Humor, in many ways, bears a strong resemblance to the first law of thermodynamics. Namely, it can neither be created nor destroyed. Yes, the comedian creates his jokes but the essence of what makes them funny lies in a process; and that process is either (as chemists put it) spontaneous or it is not….it’s either funny or it’s not. I’ve heard the phenomenon of humor analyzed in many ways but perhaps my favorite observation is regarding the pun. Puns, one author says, cannot be invented but only discovered. To exist they must be already embedded in the structure of our language. Anything funny, you will find, is only amusing because of it’s absurd, ironic or otherwise ridiculous relationship to reality. As such, reality should be regarded the source of humor. Truth, in fact, is stranger than fiction.
A new phenomenon in the humor market is truly splitting my sides. To write about it will not seem funny at all but I promise you, if you catch a glimpse of it you’ll be laughing. That is, after all, the measure is it not?
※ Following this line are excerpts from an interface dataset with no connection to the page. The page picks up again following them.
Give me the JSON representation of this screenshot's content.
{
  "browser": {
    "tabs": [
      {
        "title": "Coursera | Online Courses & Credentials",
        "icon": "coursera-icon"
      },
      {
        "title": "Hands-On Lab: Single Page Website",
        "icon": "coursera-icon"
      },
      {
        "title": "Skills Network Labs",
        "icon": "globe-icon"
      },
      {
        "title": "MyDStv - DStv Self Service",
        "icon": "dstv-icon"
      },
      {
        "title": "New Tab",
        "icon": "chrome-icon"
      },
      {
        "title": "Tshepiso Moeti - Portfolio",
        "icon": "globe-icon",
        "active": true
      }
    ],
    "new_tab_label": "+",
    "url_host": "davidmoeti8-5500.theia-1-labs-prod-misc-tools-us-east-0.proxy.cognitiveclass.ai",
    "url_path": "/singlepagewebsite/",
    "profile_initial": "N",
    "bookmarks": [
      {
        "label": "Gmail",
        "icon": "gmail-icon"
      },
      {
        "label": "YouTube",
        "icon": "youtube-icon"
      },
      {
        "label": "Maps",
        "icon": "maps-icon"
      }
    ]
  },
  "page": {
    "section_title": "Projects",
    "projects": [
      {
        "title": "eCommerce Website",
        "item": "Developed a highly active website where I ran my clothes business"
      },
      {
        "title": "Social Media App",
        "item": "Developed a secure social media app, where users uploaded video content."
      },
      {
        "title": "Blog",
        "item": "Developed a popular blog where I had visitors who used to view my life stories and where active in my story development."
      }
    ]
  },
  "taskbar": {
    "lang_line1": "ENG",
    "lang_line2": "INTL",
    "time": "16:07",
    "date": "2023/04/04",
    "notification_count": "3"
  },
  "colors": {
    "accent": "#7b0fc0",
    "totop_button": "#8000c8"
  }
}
Every so often, a phrase comes along and somewhat metaphorically takes on a well defined meaning beyond the suggestion of the actual words involved. The cliche has become a prominent function of communication and I guarantee you’ll hear one uttered in the next day or so if not in the next hour. What’s hysterical to me at present, is the occasion when one utters a cliche but actually means it in the literal sense. The irony just kills me on more than one level hence the term ‘meta-humor’.
Regretfully, I can only offer one example at present and it is quite an infantile one but I’m certain that many more exist and that they will surface if you wish to notice. Again, to read about this is not funny but to experience it is…I think. I was explaining something to my friends tonight and, wishing to convey his girlfriend’s approval of my opinion, this guy said ‘That’s what she said’. Yes. It warranted audible laughter (aka LOL). Childish as it is, that phrase has succeeded in causing laughter on many occasions. It speaks silently of a reference to something else and that surprising, sudden re-routing of thought makes us laugh. That, I think is the true stuff of humor. The irony is, that the whole thing has come full circle. The connotation of that phrase has become so accepted (in this discrete culture of mine) that to hear those four words spoken in earnest just cracks me up.
Humor is a delightful accident is my point. It comes about when our mind is forced to crash and laughter is it’s spontaneous result. It is pre-existent in the languages, cultures and situations that arise and does not exist apart from them. Today we have at our disposal a whole new encyclopedia of phrases that have taken on a life of their own. As each is just a combination of words, they’re bound to be uttered literally at some time and, when I’m fortunate enough to witness this, I burst into laughter, uncontrollably. Let me know if you have had this experience too.